Your task:
Set down the data below exactly; pictures stay out.

Items from a dataset
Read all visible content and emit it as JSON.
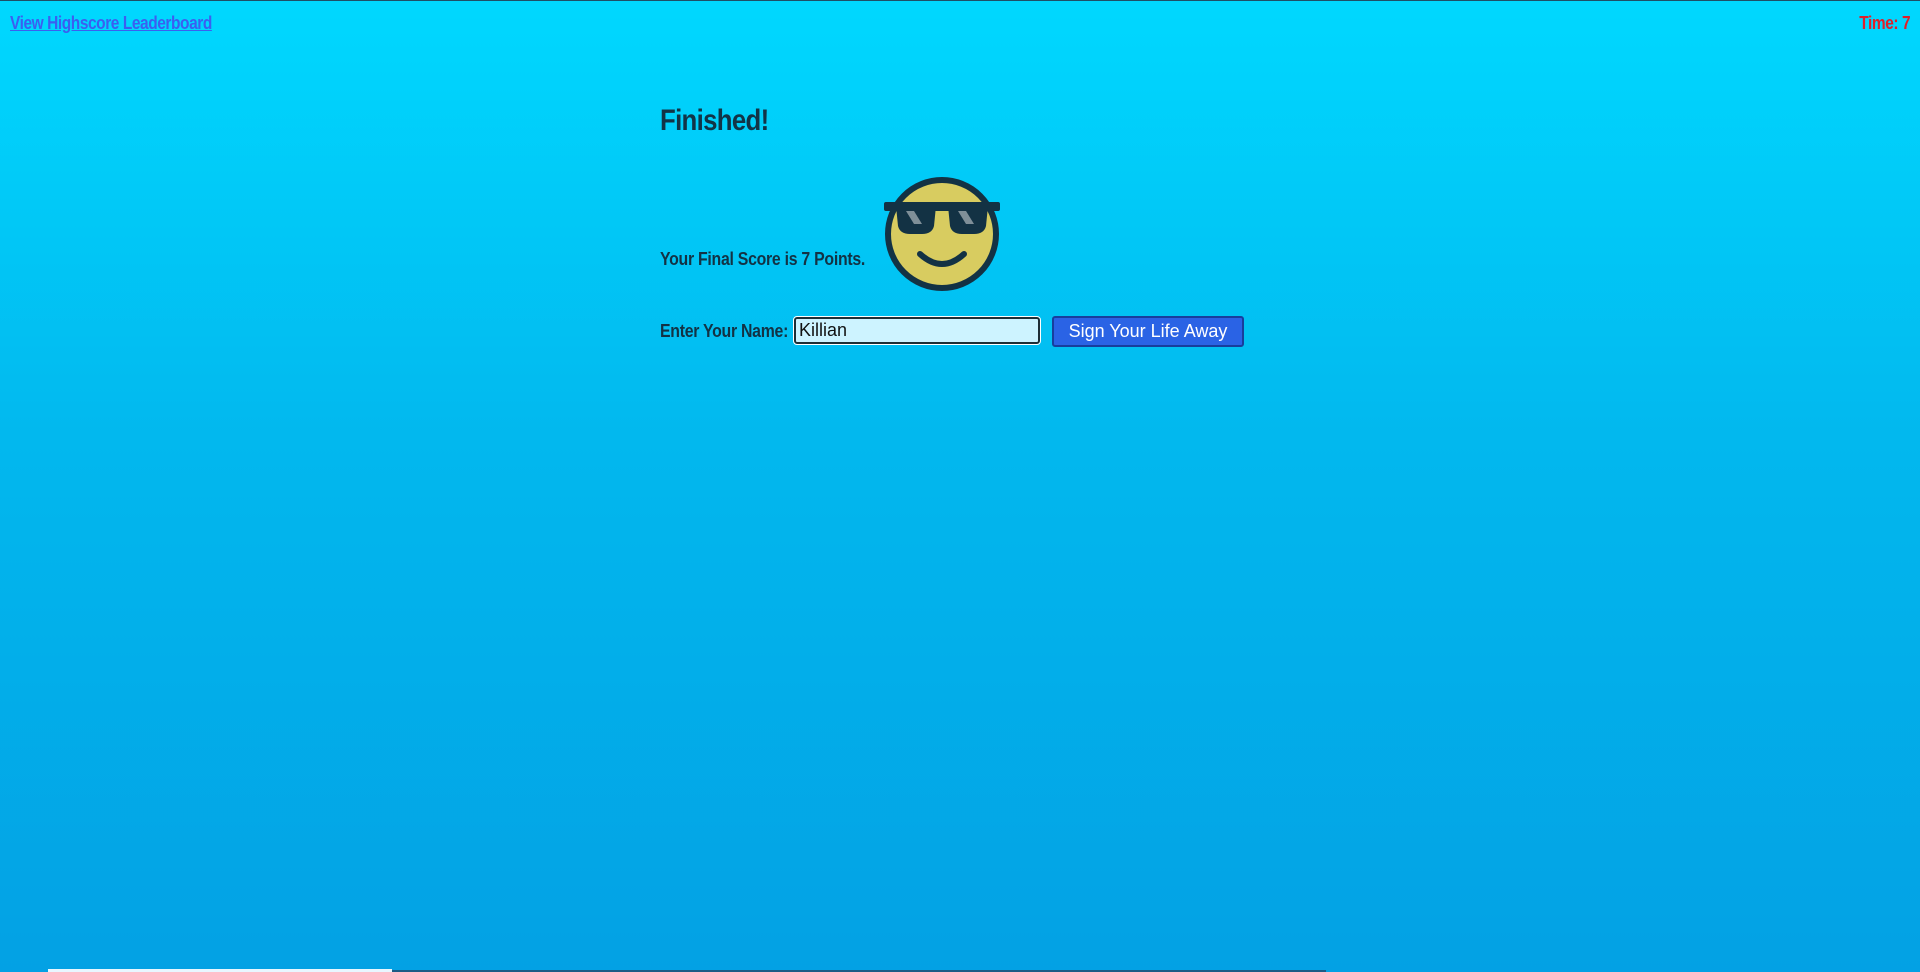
{
  "header": {
    "leaderboard_link": "View Highscore Leaderboard",
    "timer": "Time: 7"
  },
  "main": {
    "title": "Finished!",
    "score_text": "Your Final Score is 7 Points.",
    "emoji_icon": "smiling-face-with-sunglasses-icon",
    "name_label": "Enter Your Name:",
    "name_value": "Killian",
    "submit_label": "Sign Your Life Away"
  },
  "colors": {
    "background_top": "#00d8ff",
    "background_bottom": "#03a1e4",
    "link": "#3b5ff0",
    "timer": "#e0202a",
    "button": "#2a63e5",
    "emoji_face": "#d8cc60",
    "emoji_outline": "#133244"
  }
}
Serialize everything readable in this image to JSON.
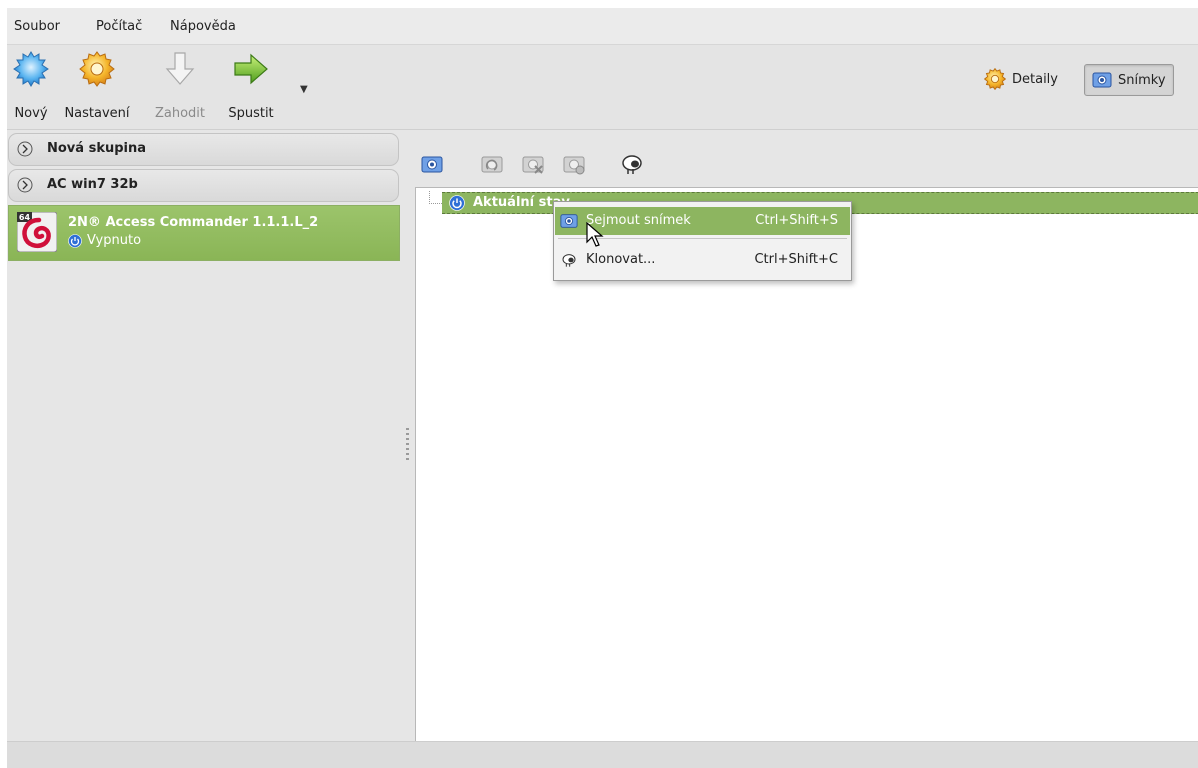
{
  "menubar": {
    "items": [
      {
        "label": "Soubor"
      },
      {
        "label": "Počítač"
      },
      {
        "label": "Nápověda"
      }
    ]
  },
  "toolbar": {
    "buttons": [
      {
        "label": "Nový",
        "icon": "new-vm-icon",
        "enabled": true
      },
      {
        "label": "Nastavení",
        "icon": "settings-gear-icon",
        "enabled": true
      },
      {
        "label": "Zahodit",
        "icon": "discard-arrow-icon",
        "enabled": false
      },
      {
        "label": "Spustit",
        "icon": "start-arrow-icon",
        "enabled": true
      }
    ],
    "details_label": "Detaily",
    "snapshots_label": "Snímky"
  },
  "vm_list": {
    "groups": [
      {
        "label": "Nová skupina"
      },
      {
        "label": "AC win7 32b"
      }
    ],
    "selected_vm": {
      "name": "2N® Access Commander 1.1.1.L_2",
      "state": "Vypnuto",
      "badge": "64"
    }
  },
  "snapshots": {
    "toolbar_icons": [
      "take-snapshot-icon",
      "restore-snapshot-icon",
      "delete-snapshot-icon",
      "snapshot-details-icon",
      "clone-sheep-icon"
    ],
    "current_state_label": "Aktuální stav"
  },
  "context_menu": {
    "items": [
      {
        "label": "Sejmout snímek",
        "shortcut": "Ctrl+Shift+S",
        "icon": "take-snapshot-icon",
        "hovered": true
      },
      {
        "label": "Klonovat...",
        "shortcut": "Ctrl+Shift+C",
        "icon": "clone-sheep-icon",
        "hovered": false
      }
    ]
  },
  "colors": {
    "selection_green": "#8db560",
    "background": "#e6e6e6"
  }
}
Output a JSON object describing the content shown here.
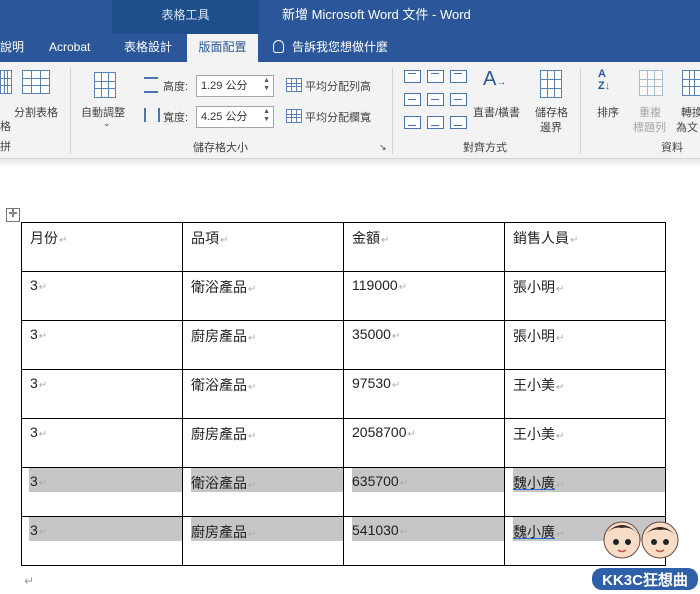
{
  "titlebar": {
    "context_tools": "表格工具",
    "document_title": "新增 Microsoft Word 文件  -  Word"
  },
  "tabs": {
    "help": "說明",
    "acrobat": "Acrobat",
    "table_design": "表格設計",
    "layout": "版面配置",
    "tell_me": "告訴我您想做什麼"
  },
  "ribbon": {
    "split_table": "分割表格",
    "merge_cut": "格",
    "merge_group_cut": "拼",
    "autofit": "自動調整",
    "height_label": "高度:",
    "height_value": "1.29 公分",
    "width_label": "寬度:",
    "width_value": "4.25 公分",
    "distribute_rows": "平均分配列高",
    "distribute_cols": "平均分配欄寬",
    "cell_size_group": "儲存格大小",
    "text_direction": "直書/橫書",
    "cell_margins_1": "儲存格",
    "cell_margins_2": "邊界",
    "alignment_group": "對齊方式",
    "sort": "排序",
    "repeat_header_1": "重複",
    "repeat_header_2": "標題列",
    "convert_1": "轉換",
    "convert_2": "為文",
    "data_group": "資料"
  },
  "table": {
    "headers": [
      "月份",
      "品項",
      "金額",
      "銷售人員"
    ],
    "rows": [
      [
        "3",
        "衛浴產品",
        "119000",
        "張小明"
      ],
      [
        "3",
        "廚房產品",
        "35000",
        "張小明"
      ],
      [
        "3",
        "衛浴產品",
        "97530",
        "王小美"
      ],
      [
        "3",
        "廚房產品",
        "2058700",
        "王小美"
      ],
      [
        "3",
        "衛浴產品",
        "635700",
        "魏小廣"
      ],
      [
        "3",
        "廚房產品",
        "541030",
        "魏小廣"
      ]
    ],
    "paragraph_mark": "↵"
  },
  "watermark": {
    "logo_text": "KK3C狂想曲"
  },
  "colors": {
    "word_blue": "#2b579a",
    "ribbon_bg": "#f3f3f3",
    "selection": "#c6c6c6"
  }
}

Answer below:
Read all visible content and emit it as JSON.
{
  "header": {
    "leaderboard_link": "View Highscore Leaderboard",
    "timer": "Time: 7"
  },
  "main": {
    "title": "Finished!",
    "score_text": "Your Final Score is 7 Points.",
    "emoji_icon": "smiling-face-with-sunglasses-icon",
    "name_label": "Enter Your Name:",
    "name_value": "Killian",
    "submit_label": "Sign Your Life Away"
  },
  "colors": {
    "background_top": "#00d8ff",
    "background_bottom": "#03a1e4",
    "link": "#3b5ff0",
    "timer": "#e0202a",
    "button": "#2a63e5",
    "emoji_face": "#d8cc60",
    "emoji_outline": "#133244"
  }
}
Serialize everything readable in this image to JSON.
{
  "menubar": {
    "items": [
      {
        "label": "Soubor"
      },
      {
        "label": "Počítač"
      },
      {
        "label": "Nápověda"
      }
    ]
  },
  "toolbar": {
    "buttons": [
      {
        "label": "Nový",
        "icon": "new-vm-icon",
        "enabled": true
      },
      {
        "label": "Nastavení",
        "icon": "settings-gear-icon",
        "enabled": true
      },
      {
        "label": "Zahodit",
        "icon": "discard-arrow-icon",
        "enabled": false
      },
      {
        "label": "Spustit",
        "icon": "start-arrow-icon",
        "enabled": true
      }
    ],
    "details_label": "Detaily",
    "snapshots_label": "Snímky"
  },
  "vm_list": {
    "groups": [
      {
        "label": "Nová skupina"
      },
      {
        "label": "AC win7 32b"
      }
    ],
    "selected_vm": {
      "name": "2N® Access Commander 1.1.1.L_2",
      "state": "Vypnuto",
      "badge": "64"
    }
  },
  "snapshots": {
    "toolbar_icons": [
      "take-snapshot-icon",
      "restore-snapshot-icon",
      "delete-snapshot-icon",
      "snapshot-details-icon",
      "clone-sheep-icon"
    ],
    "current_state_label": "Aktuální stav"
  },
  "context_menu": {
    "items": [
      {
        "label": "Sejmout snímek",
        "shortcut": "Ctrl+Shift+S",
        "icon": "take-snapshot-icon",
        "hovered": true
      },
      {
        "label": "Klonovat...",
        "shortcut": "Ctrl+Shift+C",
        "icon": "clone-sheep-icon",
        "hovered": false
      }
    ]
  },
  "colors": {
    "selection_green": "#8db560",
    "background": "#e6e6e6"
  }
}
Output a JSON object describing the content shown here.
{
  "titlebar": {
    "context_tools": "表格工具",
    "document_title": "新增 Microsoft Word 文件  -  Word"
  },
  "tabs": {
    "help": "說明",
    "acrobat": "Acrobat",
    "table_design": "表格設計",
    "layout": "版面配置",
    "tell_me": "告訴我您想做什麼"
  },
  "ribbon": {
    "split_table": "分割表格",
    "merge_cut": "格",
    "merge_group_cut": "拼",
    "autofit": "自動調整",
    "height_label": "高度:",
    "height_value": "1.29 公分",
    "width_label": "寬度:",
    "width_value": "4.25 公分",
    "distribute_rows": "平均分配列高",
    "distribute_cols": "平均分配欄寬",
    "cell_size_group": "儲存格大小",
    "text_direction": "直書/橫書",
    "cell_margins_1": "儲存格",
    "cell_margins_2": "邊界",
    "alignment_group": "對齊方式",
    "sort": "排序",
    "repeat_header_1": "重複",
    "repeat_header_2": "標題列",
    "convert_1": "轉換",
    "convert_2": "為文",
    "data_group": "資料"
  },
  "table": {
    "headers": [
      "月份",
      "品項",
      "金額",
      "銷售人員"
    ],
    "rows": [
      [
        "3",
        "衛浴產品",
        "119000",
        "張小明"
      ],
      [
        "3",
        "廚房產品",
        "35000",
        "張小明"
      ],
      [
        "3",
        "衛浴產品",
        "97530",
        "王小美"
      ],
      [
        "3",
        "廚房產品",
        "2058700",
        "王小美"
      ],
      [
        "3",
        "衛浴產品",
        "635700",
        "魏小廣"
      ],
      [
        "3",
        "廚房產品",
        "541030",
        "魏小廣"
      ]
    ],
    "paragraph_mark": "↵"
  },
  "watermark": {
    "logo_text": "KK3C狂想曲"
  },
  "colors": {
    "word_blue": "#2b579a",
    "ribbon_bg": "#f3f3f3",
    "selection": "#c6c6c6"
  }
}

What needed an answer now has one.